It’s better described as a dried beef dish. Why?
- Pipikaula is not dried 100% (unlike the fully dried, packaged beef jerky found in the supermarkets).
- Pipikaula requires another cooking step (pan-fry, deep-fry, smoke) after the drying step.
Styles of Pipikaula
You usually find two “styles” of pipikaula in Hawaii:
Hot and Juicy
Made with bone-in short ribs or flank steak. Partially dried and then pan-fried, broiled, or even deep-fried. Served hot.
This version has a slightly charred, crisp exterior, and is soooo juicy on the inside. This is my preferred style (try it at Helena’s Hawaiian Food or make the recipe below).
Plain and/or Poke-Style
Made with flank steak. The plain style is partially dried, smoked or cooked in the oven at a very low temperature, and sliced thin. Served at room temperature.
The poke-style follows the same steps but the finished beef is also tossed with seasonings like Hawaiian sea salt, sweet Maui onions, ogo (seaweed)…basically all the seasonings used for ahi poke. That’s why it’s called “pipikaula poke.”
How Is Pipikaula Sold?
Hawaii and local restaurants sell pipikaula by the plate or the pound or as part of a plate lunch with rice and other side dishes.
How To Eat Pipikaula?
This is the best part! Pipikaula is meant to be eaten with a whole spread of other Hawaiian dishes. See the first photo in this Helena’s post? That’s how to do it.
Don’t forget sides of sweet Maui onion and Hawaiian sea salt.
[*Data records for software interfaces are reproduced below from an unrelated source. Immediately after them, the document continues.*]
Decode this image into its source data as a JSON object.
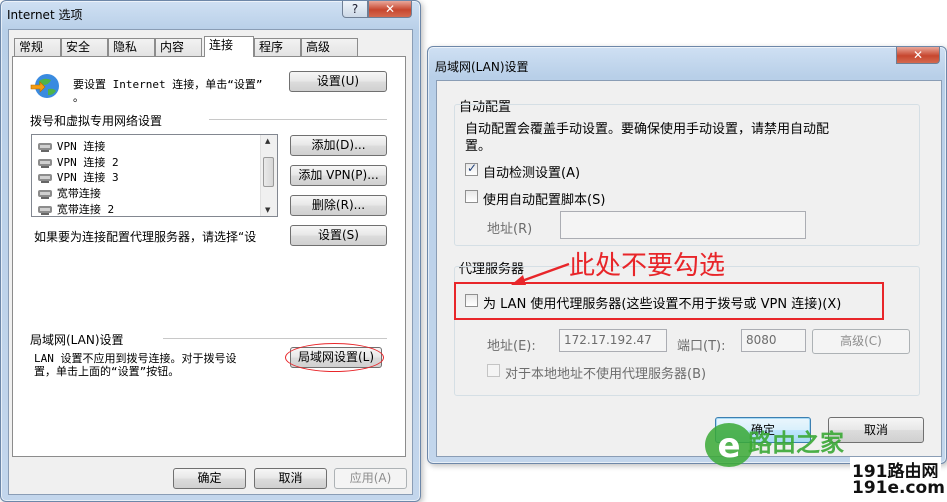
{
  "left_dialog": {
    "title": "Internet 选项",
    "help_btn": "?",
    "close_btn": "✕",
    "tabs": [
      "常规",
      "安全",
      "隐私",
      "内容",
      "连接",
      "程序",
      "高级"
    ],
    "setup_text_1": "要设置 Internet 连接，单击“设置”",
    "setup_text_2": "。",
    "setup_button": "设置(U)",
    "dialup_header": "拨号和虚拟专用网络设置",
    "connections": [
      "VPN 连接",
      "VPN 连接 2",
      "VPN 连接 3",
      "宽带连接",
      "宽带连接 2"
    ],
    "add_button": "添加(D)...",
    "add_vpn_button": "添加 VPN(P)...",
    "remove_button": "删除(R)...",
    "proxy_hint": "如果要为连接配置代理服务器，请选择“设",
    "settings_button": "设置(S)",
    "lan_header": "局域网(LAN)设置",
    "lan_text_1": "LAN 设置不应用到拨号连接。对于拨号设",
    "lan_text_2": "置，单击上面的“设置”按钮。",
    "lan_button": "局域网设置(L)",
    "ok": "确定",
    "cancel": "取消",
    "apply": "应用(A)"
  },
  "right_dialog": {
    "title": "局域网(LAN)设置",
    "close_btn": "✕",
    "auto_header": "自动配置",
    "auto_desc_1": "自动配置会覆盖手动设置。要确保使用手动设置，请禁用自动配",
    "auto_desc_2": "置。",
    "auto_detect": "自动检测设置(A)",
    "auto_detect_checked": true,
    "auto_script": "使用自动配置脚本(S)",
    "auto_script_checked": false,
    "address_label": "地址(R)",
    "proxy_header": "代理服务器",
    "annotation": "此处不要勾选",
    "use_proxy": "为 LAN 使用代理服务器(这些设置不用于拨号或 VPN 连接)(X)",
    "use_proxy_checked": false,
    "proxy_address_label": "地址(E):",
    "proxy_address": "172.17.192.47",
    "port_label": "端口(T):",
    "port": "8080",
    "advanced": "高级(C)",
    "bypass_local": "对于本地地址不使用代理服务器(B)",
    "ok": "确定",
    "cancel": "取消"
  },
  "watermark": {
    "brand": "路由之家",
    "site_1": "191路由网",
    "site_2": "191e.com"
  },
  "colors": {
    "annotation_red": "#e8262a",
    "watermark_green": "#3aa935"
  }
}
Dessert (which is often plated and presented at the same time as the savory food) is haupia! Now that’s how you eat pipikaula.
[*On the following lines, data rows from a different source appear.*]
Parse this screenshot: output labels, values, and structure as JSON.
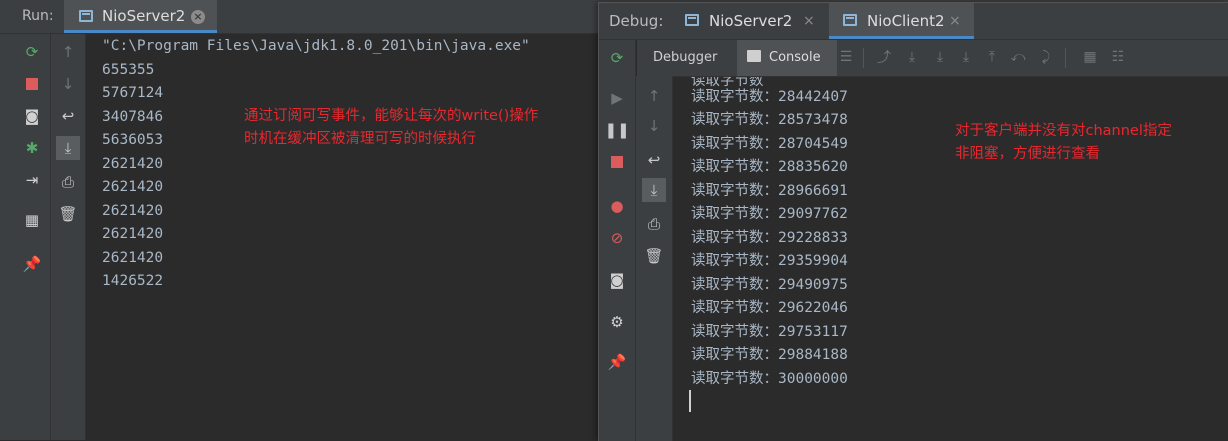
{
  "run": {
    "label": "Run:",
    "tab_title": "NioServer2",
    "command": "\"C:\\Program Files\\Java\\jdk1.8.0_201\\bin\\java.exe\"",
    "output": [
      "655355",
      "5767124",
      "3407846",
      "5636053",
      "2621420",
      "2621420",
      "2621420",
      "2621420",
      "2621420",
      "1426522"
    ],
    "annotation": [
      "通过订阅可写事件，能够让每次的write()操作",
      "时机在缓冲区被清理可写的时候执行"
    ]
  },
  "debug": {
    "label": "Debug:",
    "tabs": [
      "NioServer2",
      "NioClient2"
    ],
    "toolbar": {
      "debugger_label": "Debugger",
      "console_label": "Console"
    },
    "output": [
      "读取字节数：28442407",
      "读取字节数：28573478",
      "读取字节数：28704549",
      "读取字节数：28835620",
      "读取字节数：28966691",
      "读取字节数：29097762",
      "读取字节数：29228833",
      "读取字节数：29359904",
      "读取字节数：29490975",
      "读取字节数：29622046",
      "读取字节数：29753117",
      "读取字节数：29884188",
      "读取字节数：30000000"
    ],
    "partial_top_line": "读取字节数",
    "annotation": [
      "对于客户端并没有对channel指定",
      "非阻塞，方便进行查看"
    ]
  },
  "colors": {
    "annotation": "#e8282f",
    "accent": "#4a88c7"
  },
  "icons": [
    "rerun-icon",
    "stop-icon",
    "camera-icon",
    "debug-rerun-icon",
    "login-icon",
    "layout-icon",
    "pin-icon",
    "up-arrow-icon",
    "down-arrow-icon",
    "soft-wrap-icon",
    "scroll-end-icon",
    "print-icon",
    "trash-icon",
    "resume-icon",
    "pause-icon",
    "breakpoints-icon",
    "mute-icon",
    "settings-icon"
  ]
}
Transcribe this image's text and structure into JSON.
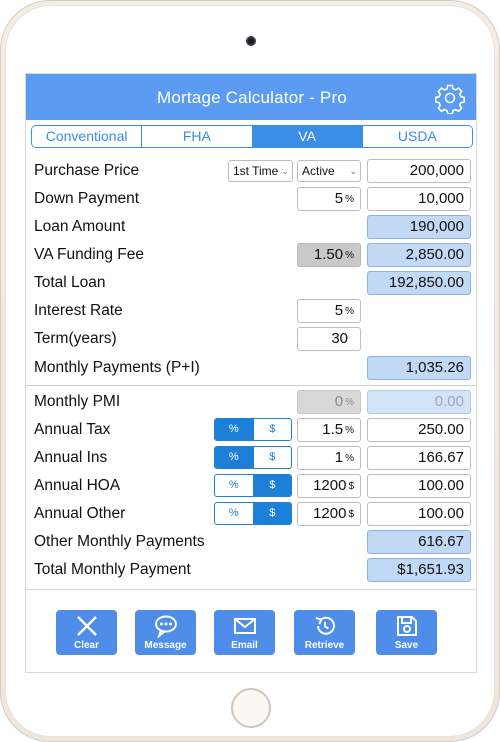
{
  "header": {
    "title": "Mortage Calculator - Pro"
  },
  "tabs": [
    {
      "label": "Conventional",
      "active": false
    },
    {
      "label": "FHA",
      "active": false
    },
    {
      "label": "VA",
      "active": true
    },
    {
      "label": "USDA",
      "active": false
    }
  ],
  "rows": {
    "purchase_price": {
      "label": "Purchase Price",
      "buyer_select": "1st Time",
      "status_select": "Active",
      "value": "200,000"
    },
    "down_payment": {
      "label": "Down Payment",
      "percent": "5",
      "percent_unit": "%",
      "value": "10,000"
    },
    "loan_amount": {
      "label": "Loan Amount",
      "value": "190,000"
    },
    "va_funding_fee": {
      "label": "VA Funding Fee",
      "percent": "1.50",
      "percent_unit": "%",
      "value": "2,850.00"
    },
    "total_loan": {
      "label": "Total Loan",
      "value": "192,850.00"
    },
    "interest_rate": {
      "label": "Interest Rate",
      "percent": "5",
      "percent_unit": "%"
    },
    "term": {
      "label": "Term(years)",
      "value": "30"
    },
    "monthly_payments": {
      "label": "Monthly Payments (P+I)",
      "value": "1,035.26"
    },
    "monthly_pmi": {
      "label": "Monthly PMI",
      "percent": "0",
      "percent_unit": "%",
      "value": "0.00"
    },
    "annual_tax": {
      "label": "Annual Tax",
      "toggle_pct": "%",
      "toggle_usd": "$",
      "mode": "percent",
      "input": "1.5",
      "input_unit": "%",
      "value": "250.00"
    },
    "annual_ins": {
      "label": "Annual Ins",
      "toggle_pct": "%",
      "toggle_usd": "$",
      "mode": "percent",
      "input": "1",
      "input_unit": "%",
      "value": "166.67"
    },
    "annual_hoa": {
      "label": "Annual HOA",
      "toggle_pct": "%",
      "toggle_usd": "$",
      "mode": "dollar",
      "input": "1200",
      "input_unit": "$",
      "value": "100.00"
    },
    "annual_other": {
      "label": "Annual Other",
      "toggle_pct": "%",
      "toggle_usd": "$",
      "mode": "dollar",
      "input": "1200",
      "input_unit": "$",
      "value": "100.00"
    },
    "other_monthly": {
      "label": "Other Monthly Payments",
      "value": "616.67"
    },
    "total_monthly": {
      "label": "Total Monthly Payment",
      "value": "$1,651.93"
    }
  },
  "toolbar": {
    "clear": "Clear",
    "message": "Message",
    "email": "Email",
    "retrieve": "Retrieve",
    "save": "Save"
  },
  "colors": {
    "nav": "#5c9bf2",
    "accent": "#3a8ee6",
    "result_fill": "#c2d9f6",
    "button": "#4f8ee8"
  }
}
Another popular way to eat pipikaula is as a pupu (appetizer/snack). Picture this: 6pm, end of a long work day. Get together with some buddies, cold drinks, and pipikaula (the version served at room temperature) on the side! Not bad at all.
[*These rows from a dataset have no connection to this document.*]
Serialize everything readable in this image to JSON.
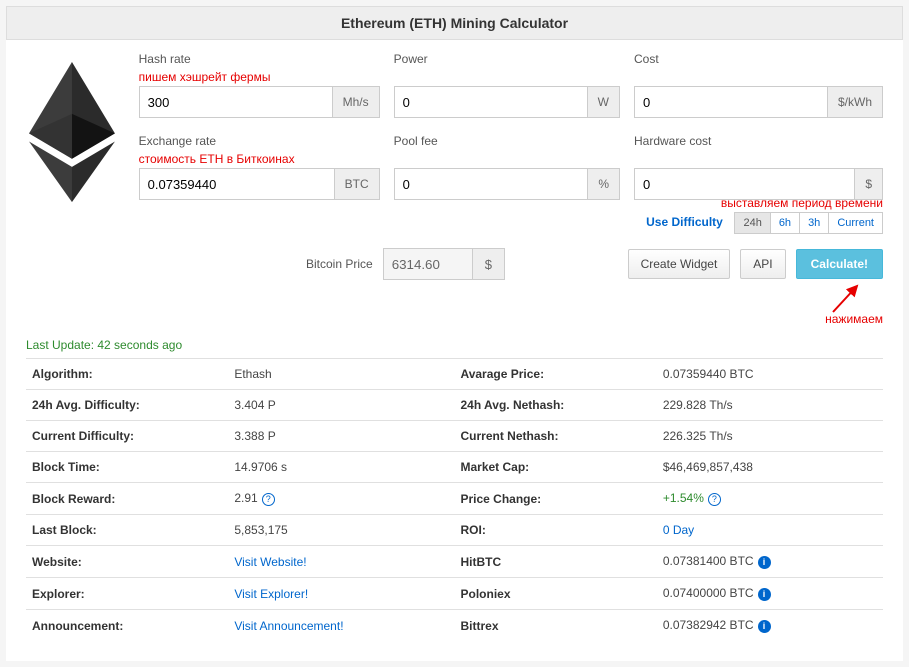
{
  "title": "Ethereum (ETH) Mining Calculator",
  "annotations": {
    "hashrate": "пишем хэшрейт фермы",
    "exchange": "стоимость ETH в Биткоинах",
    "period": "выставляем период времени",
    "click": "нажимаем"
  },
  "inputs": {
    "hashrate": {
      "label": "Hash rate",
      "value": "300",
      "unit": "Mh/s"
    },
    "power": {
      "label": "Power",
      "value": "0",
      "unit": "W"
    },
    "cost": {
      "label": "Cost",
      "value": "0",
      "unit": "$/kWh"
    },
    "exchange": {
      "label": "Exchange rate",
      "value": "0.07359440",
      "unit": "BTC"
    },
    "poolfee": {
      "label": "Pool fee",
      "value": "0",
      "unit": "%"
    },
    "hardware": {
      "label": "Hardware cost",
      "value": "0",
      "unit": "$"
    }
  },
  "difficulty": {
    "label": "Use Difficulty",
    "options": [
      "24h",
      "6h",
      "3h",
      "Current"
    ],
    "active": "24h"
  },
  "btc_price": {
    "label": "Bitcoin Price",
    "value": "6314.60",
    "unit": "$"
  },
  "buttons": {
    "widget": "Create Widget",
    "api": "API",
    "calc": "Calculate!"
  },
  "last_update": "Last Update: 42 seconds ago",
  "stats_left": [
    {
      "label": "Algorithm:",
      "value": "Ethash"
    },
    {
      "label": "24h Avg. Difficulty:",
      "value": "3.404 P"
    },
    {
      "label": "Current Difficulty:",
      "value": "3.388 P"
    },
    {
      "label": "Block Time:",
      "value": "14.9706 s"
    },
    {
      "label": "Block Reward:",
      "value": "2.91",
      "help": true
    },
    {
      "label": "Last Block:",
      "value": "5,853,175"
    },
    {
      "label": "Website:",
      "value": "Visit Website!",
      "link": true
    },
    {
      "label": "Explorer:",
      "value": "Visit Explorer!",
      "link": true
    },
    {
      "label": "Announcement:",
      "value": "Visit Announcement!",
      "link": true
    }
  ],
  "stats_right": [
    {
      "label": "Avarage Price:",
      "value": "0.07359440 BTC"
    },
    {
      "label": "24h Avg. Nethash:",
      "value": "229.828 Th/s"
    },
    {
      "label": "Current Nethash:",
      "value": "226.325 Th/s"
    },
    {
      "label": "Market Cap:",
      "value": "$46,469,857,438"
    },
    {
      "label": "Price Change:",
      "value": "+1.54%",
      "green": true,
      "help": true
    },
    {
      "label": "ROI:",
      "value": "0 Day",
      "link": true
    },
    {
      "label": "HitBTC",
      "value": "0.07381400 BTC",
      "info": true
    },
    {
      "label": "Poloniex",
      "value": "0.07400000 BTC",
      "info": true
    },
    {
      "label": "Bittrex",
      "value": "0.07382942 BTC",
      "info": true
    }
  ]
}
Where To Eat Pipikaula In Hawaii
Helena’s Hawaiian Food (Oahu)
Everyone knows that Helena’s makes the best pipikaula in Hawaii. This is the gold standard pipikaula and one you must try. Whenever my sister comes home from the mainland, Helena’s is her first stop straight from the airport. Helena’s pipikaula is so savory, hot and juicy.
They marinate bone-in short ribs in shoyu and hang it to dry for a few days. It’s then deep fried and served hot. (The deep fry step is probably what makes this extra wonderful.) Helena’s pipikaula is super tender and wowowow. They sell it by the small or large plate. Even if you are just one person, you want the large plate. Full post about Helena’s here.
Yama’s Fish Market (Oahu)
Yama’s makes a pipikaula poke! This is a case in which the pipikaula is dried and then tossed with all the ingredients and seasonings we typically use for ahi poke. Full post about Yama’s here.
KTA Super Stores (Big Island)
KTA is a local supermarket with multiple locations on the Big Island. Order the pipikaula by the pound or as part of a full plate lunch (eg. comes with everything from rice to poke and lomi lomi salmon). They make it poke-style like Yama’s.
See below and enjoy ^_^
- In a big resealable plastic bag, combine the short ribs and marinade ingredients (the soy sauce, sugar, garlic, and ginger). Seal the bag and marinate overnight in the refrigerator.
- Next day, turn the oven to 170F. Bake the marinated short rib pieces in a single layer for 6 hours. You want to bake it until it's nearly (but not completely) dried. Aim for 75% dry. After this step, you can store the pipikaula in the fridge for up to three days before serving.
- Once you’re ready to eat, bring the pipikaula to room temperature. Pan fry over medium-high heat for about 1-2 minutes on each side, until it’s the exterior is crisp. Serve with rice ^_^